> ASSIGNMENT
Provide only the number of lines in the records below that include "Ctrl".

○ ○ ○ ○

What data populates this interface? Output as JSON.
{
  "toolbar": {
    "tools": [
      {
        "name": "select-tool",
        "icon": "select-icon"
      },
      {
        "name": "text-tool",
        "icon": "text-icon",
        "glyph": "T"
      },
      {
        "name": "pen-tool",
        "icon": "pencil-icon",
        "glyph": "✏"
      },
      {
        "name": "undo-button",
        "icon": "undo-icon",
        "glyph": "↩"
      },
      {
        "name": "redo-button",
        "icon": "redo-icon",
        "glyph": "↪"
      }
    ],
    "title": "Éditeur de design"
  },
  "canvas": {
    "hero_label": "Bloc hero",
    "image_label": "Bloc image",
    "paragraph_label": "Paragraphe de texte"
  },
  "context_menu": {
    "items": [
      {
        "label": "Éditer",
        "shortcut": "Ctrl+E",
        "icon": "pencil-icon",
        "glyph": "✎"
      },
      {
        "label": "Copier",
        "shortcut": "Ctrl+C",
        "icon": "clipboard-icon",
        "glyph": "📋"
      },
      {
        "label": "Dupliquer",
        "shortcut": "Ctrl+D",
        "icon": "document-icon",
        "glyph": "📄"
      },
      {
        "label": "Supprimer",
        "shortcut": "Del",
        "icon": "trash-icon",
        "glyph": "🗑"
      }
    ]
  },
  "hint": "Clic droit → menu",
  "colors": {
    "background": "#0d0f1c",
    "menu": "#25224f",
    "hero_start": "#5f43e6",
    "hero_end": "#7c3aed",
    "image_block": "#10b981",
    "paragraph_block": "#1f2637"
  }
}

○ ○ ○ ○

> SOLVED EXERCISE
3